## How to complete this task
When the string "gooder" is part of a line below, that line should be copied.

━━━━━━━━

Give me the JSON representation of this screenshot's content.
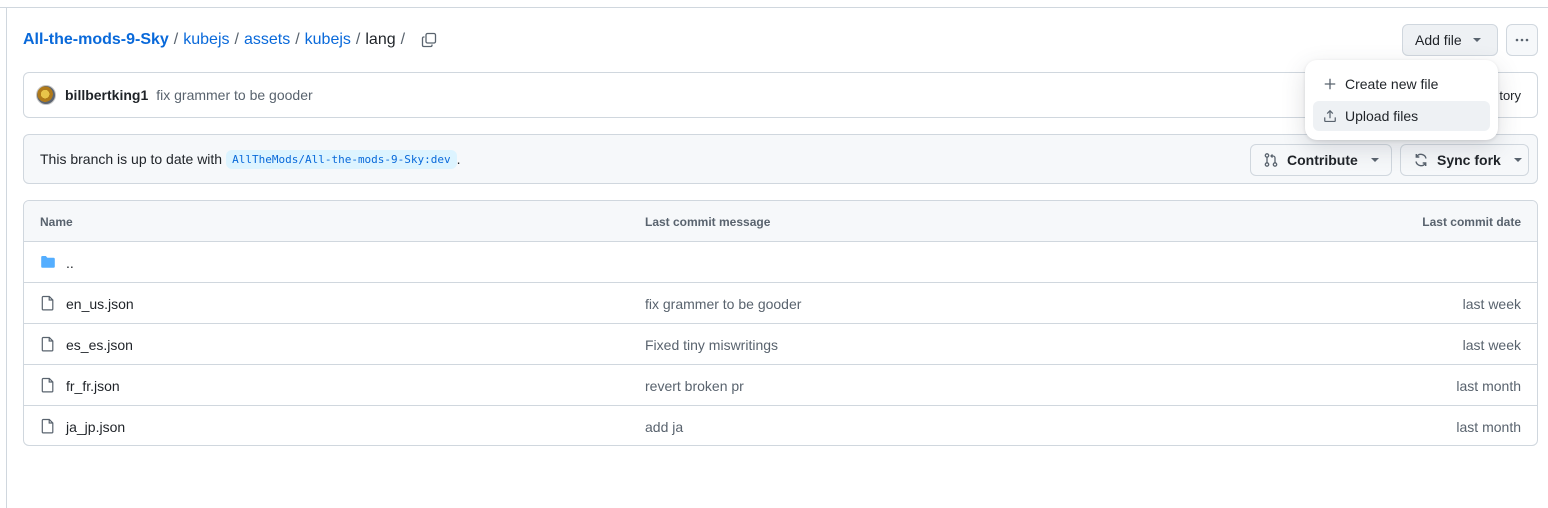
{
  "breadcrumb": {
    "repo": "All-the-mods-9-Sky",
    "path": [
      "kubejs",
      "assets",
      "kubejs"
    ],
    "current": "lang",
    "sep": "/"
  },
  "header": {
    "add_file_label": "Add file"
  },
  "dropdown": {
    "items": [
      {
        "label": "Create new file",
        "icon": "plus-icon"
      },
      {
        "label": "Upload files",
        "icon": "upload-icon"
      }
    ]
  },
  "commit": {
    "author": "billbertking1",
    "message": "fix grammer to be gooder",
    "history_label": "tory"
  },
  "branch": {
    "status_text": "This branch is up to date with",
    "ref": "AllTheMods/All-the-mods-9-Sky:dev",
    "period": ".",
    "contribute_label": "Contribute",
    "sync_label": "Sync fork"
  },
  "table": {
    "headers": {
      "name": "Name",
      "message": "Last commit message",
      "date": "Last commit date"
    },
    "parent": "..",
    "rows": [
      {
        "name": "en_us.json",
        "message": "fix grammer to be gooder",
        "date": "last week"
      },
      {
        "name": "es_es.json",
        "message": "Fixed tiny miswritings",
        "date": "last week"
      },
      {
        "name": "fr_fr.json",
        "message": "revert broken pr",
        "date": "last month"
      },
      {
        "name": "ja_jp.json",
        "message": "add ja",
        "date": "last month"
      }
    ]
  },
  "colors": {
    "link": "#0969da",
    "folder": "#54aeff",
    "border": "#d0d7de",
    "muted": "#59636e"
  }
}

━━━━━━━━

## Answer to the problem
    "message": "fix grammer to be gooder",
        "message": "fix grammer to be gooder",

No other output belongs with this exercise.